This week, the bulk of New York City FC's bureaucracy came back from vacation to a cascade of vitriolic fan letters, e-mails, and tweets.
The recurring message has been well-documented on Hudson River Blue-- folks aren't simply steamed about their supposed marquee midfielder's confirmed truancy from MLS; they feel plainly duped about his heavily mis-characterized contractual status and the deluge of promotions and marketing that stood on the shoulders of what was, in any and all respects, an utter falsehood. The company has begun an attempt to mitigate this widespread fan malaise, but the effort is fatally flawed.
Beginning yesterday, many of NYCFC's inagural season ticket holders started receiving damage control phone calls from their respective account executives from the Ticketing & Fan Services office. Just about all of them -- myself included -- have had previous phone and e-mail interactions with these men and women, and I can personally report that my experiences with the staff have been warm. While my assigned ticket rep did not exactly apologize on behalf of the club's recent transatlantic bureaucratic quagmire and subsequent public relations breakdown, a number of fans have reported hearing strong reassurances from their reps about, for instance, Frank Lampard's definite arrival this summer.
Placing the Fan Services staff's cordiality, professionalism, and general good faith aside, there are two glaringly obvious problems with this particular outreach strategy.
(1) The office of Ticketing & Fan Services didn't start this fire, yet they've been asked to put it out.
No amount of empathy from season ticket reps is going to quell fans' anger and frustration over the club's devastating mismanagement of the Lampard fanfare from the top down.
They promoted his personage as hard as they were asked to do in the early days without the knowledge that he wasn't even signed to the team at all.
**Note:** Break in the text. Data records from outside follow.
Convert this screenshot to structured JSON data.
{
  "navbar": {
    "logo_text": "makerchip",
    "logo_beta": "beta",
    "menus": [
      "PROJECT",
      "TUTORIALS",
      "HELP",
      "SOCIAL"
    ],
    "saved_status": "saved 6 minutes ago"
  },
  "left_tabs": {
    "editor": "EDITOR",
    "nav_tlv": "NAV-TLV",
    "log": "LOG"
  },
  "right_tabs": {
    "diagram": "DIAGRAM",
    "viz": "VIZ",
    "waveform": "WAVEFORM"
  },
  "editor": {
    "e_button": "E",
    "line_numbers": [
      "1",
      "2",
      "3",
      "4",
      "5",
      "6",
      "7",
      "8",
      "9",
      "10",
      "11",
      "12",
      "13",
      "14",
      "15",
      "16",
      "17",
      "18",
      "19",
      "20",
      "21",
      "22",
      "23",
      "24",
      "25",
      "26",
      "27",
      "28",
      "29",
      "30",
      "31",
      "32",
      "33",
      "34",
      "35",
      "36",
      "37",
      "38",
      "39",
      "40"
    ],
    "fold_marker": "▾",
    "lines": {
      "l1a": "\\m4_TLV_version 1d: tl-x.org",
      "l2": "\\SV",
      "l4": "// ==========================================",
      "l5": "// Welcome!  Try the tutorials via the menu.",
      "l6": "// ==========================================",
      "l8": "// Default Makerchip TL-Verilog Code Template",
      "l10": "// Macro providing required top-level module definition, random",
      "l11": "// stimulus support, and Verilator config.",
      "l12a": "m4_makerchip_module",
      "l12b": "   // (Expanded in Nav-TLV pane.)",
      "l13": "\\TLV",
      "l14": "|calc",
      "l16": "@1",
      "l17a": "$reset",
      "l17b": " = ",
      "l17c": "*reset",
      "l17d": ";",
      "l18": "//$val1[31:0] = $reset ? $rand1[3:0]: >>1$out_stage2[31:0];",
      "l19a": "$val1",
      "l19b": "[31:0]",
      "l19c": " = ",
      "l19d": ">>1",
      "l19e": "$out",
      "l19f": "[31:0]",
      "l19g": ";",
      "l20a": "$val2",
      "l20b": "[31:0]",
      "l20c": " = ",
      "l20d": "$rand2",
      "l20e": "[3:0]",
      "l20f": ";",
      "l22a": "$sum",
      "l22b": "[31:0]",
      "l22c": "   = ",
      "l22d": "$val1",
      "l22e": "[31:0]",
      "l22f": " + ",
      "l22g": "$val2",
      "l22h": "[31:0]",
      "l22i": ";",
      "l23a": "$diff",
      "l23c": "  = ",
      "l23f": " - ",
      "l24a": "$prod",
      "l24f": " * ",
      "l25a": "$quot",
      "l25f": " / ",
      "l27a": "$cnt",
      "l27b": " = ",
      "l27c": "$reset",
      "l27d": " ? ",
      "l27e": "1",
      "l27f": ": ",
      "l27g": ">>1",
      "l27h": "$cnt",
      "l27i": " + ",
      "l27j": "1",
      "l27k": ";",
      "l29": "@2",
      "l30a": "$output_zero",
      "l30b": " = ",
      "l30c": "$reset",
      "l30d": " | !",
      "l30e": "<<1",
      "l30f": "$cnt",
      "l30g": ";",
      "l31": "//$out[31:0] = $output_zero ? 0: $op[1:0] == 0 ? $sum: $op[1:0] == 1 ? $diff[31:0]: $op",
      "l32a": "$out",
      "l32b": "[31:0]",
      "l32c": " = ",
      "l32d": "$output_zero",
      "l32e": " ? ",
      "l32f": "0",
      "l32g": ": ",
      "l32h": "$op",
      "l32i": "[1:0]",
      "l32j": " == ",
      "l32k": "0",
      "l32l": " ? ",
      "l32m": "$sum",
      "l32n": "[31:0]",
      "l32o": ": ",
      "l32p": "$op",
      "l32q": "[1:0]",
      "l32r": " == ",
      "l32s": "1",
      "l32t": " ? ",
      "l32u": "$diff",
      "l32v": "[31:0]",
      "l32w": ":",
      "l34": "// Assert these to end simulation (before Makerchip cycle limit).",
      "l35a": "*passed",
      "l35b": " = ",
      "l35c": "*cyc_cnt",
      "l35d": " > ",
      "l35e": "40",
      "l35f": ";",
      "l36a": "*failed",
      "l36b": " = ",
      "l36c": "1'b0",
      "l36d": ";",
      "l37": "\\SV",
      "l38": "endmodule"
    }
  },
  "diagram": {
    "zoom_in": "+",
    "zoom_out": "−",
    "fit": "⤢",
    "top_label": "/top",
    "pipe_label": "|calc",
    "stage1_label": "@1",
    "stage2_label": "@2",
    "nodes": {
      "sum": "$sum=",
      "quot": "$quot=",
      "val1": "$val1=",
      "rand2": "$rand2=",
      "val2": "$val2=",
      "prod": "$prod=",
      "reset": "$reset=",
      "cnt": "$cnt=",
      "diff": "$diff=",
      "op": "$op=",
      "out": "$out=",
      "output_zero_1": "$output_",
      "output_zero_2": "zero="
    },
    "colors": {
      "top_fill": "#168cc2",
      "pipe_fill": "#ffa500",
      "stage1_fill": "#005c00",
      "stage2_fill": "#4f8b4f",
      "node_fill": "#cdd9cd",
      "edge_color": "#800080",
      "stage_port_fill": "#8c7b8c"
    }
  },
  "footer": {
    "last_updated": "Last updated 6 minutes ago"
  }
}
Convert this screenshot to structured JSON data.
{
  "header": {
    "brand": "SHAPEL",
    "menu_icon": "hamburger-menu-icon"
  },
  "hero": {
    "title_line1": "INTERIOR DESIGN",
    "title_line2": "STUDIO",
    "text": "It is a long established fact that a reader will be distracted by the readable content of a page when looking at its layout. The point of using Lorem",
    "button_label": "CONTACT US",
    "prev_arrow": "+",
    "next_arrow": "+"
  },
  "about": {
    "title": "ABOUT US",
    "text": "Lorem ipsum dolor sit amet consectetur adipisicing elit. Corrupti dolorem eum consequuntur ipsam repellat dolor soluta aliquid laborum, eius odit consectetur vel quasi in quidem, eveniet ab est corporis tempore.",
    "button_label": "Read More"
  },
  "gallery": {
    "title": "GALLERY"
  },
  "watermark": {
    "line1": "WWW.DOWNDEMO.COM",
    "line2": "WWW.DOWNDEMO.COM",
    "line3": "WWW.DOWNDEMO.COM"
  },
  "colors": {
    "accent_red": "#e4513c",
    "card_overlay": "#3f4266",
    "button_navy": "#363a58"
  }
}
They would have been crazy not to use him to sell season tickets. After all, David Villa doesn't speak English. Jason Kreis has yet to distinguish himself outside of MLS. That left Lampard as the ideal face of the team's marketing and promotional efforts by default, and nobody was complaining about that posture last summer.
Unfortunately, the club's top brass didn't even inform their own employees about Lampard's non-status as a NYCFC player, content to collect their $300 a pop for season ticket subscriptions under demonstrably false pretenses. They hung their own people out to dry in all this, yet they have asked those same people to fall on the sword after it all hit the fan on New Year's Eve.
What's worse, all of the sales and marketing departments were on vacation until January 5th. City Football Group, New York City, and Major League Soccer could have gone a long way in earning back the fans' trust by spearheading the public relations effort in a sincere, comprehensive manner beginning the very next day after the scandal broke, January 1st. Instead, they not only waited until yesterday to begin their outreach, but they even sent a staff that has always acted in good faith to take the brunt of a backlash for which it wasn't even directly responsible.
(2) The Fan Services staff was tasked with reassuring supporters about Lampard's arrival no later than July, but they are in no position to guarantee this, or anything else, for that matter.
Let's be honest: does anyone believe that the ticketing staff learned about the current mess before December 31st, like the rest of us? There's no way; not only were they on vacation, but promoting Lampard was simply their bread and butter from the beginning. Why would they ever question his status if (a) his face was making them money, (b) the club's own press releases characterized Lampard's Manchester City deal as a loan, and (c) the senior administration that signs the staff's checks had been unequivocal in pushing him front and center from the start?
We already have reason to doubt Fan Services' insistence that Super Frankie will be an actual, real-life, no-fakesies New York City Football Club player come summertime: Manchester City manager Manuel Pellegrini has already spoken openly and unprompted about the possibility of Lampard remaining in Manchester even beyond the current season.
Yet again, the senior administration insists on placing their ticketing and marketing reps in an impossible position-- not only have they been forced to absorb all of the venom for organizational failures outside of their purview, but they were further tasked this week with making hopeful but basically empty promises that they simply lack the power to guarantee. We have learned again and again that New York City FC will never benefit when its interests fall into conflict with Manchester City.
Since Pellegrini has essentially confirmed that another personnel conflict will ensue when European clubs begin training for the 2015-16 campaign, what on earth is NYCFC reasonably able to promise about Lampard? Here at Hudson River Blue, the increasing feeling is that Super Frankie will never actually suit up for New York City. If this is even a remote possibility (it's much more than that), the club ought to scale back its promises dramatically, lest they run the outrageous risk of falling on their faces just as badly as they have in the last week.
To hear every ticket rep insist in all good faith that Lampard is definitely, absolutely coming not only exacerbates the club administration's utter lack of credibility, but it places the sales and marketing departments in that very same impossible position all over again.
That is completely unfair to those employees.
No matter how we choose to look at NYCFC's affairs in these early days of 2015, now is definitely the winter of our discontent. Until New York City, CFG, and MLS speak unequivocally, resolutely, and from the very top about a way forward that is both transparent and auspicious, this prickly winter's thaw may never truly break.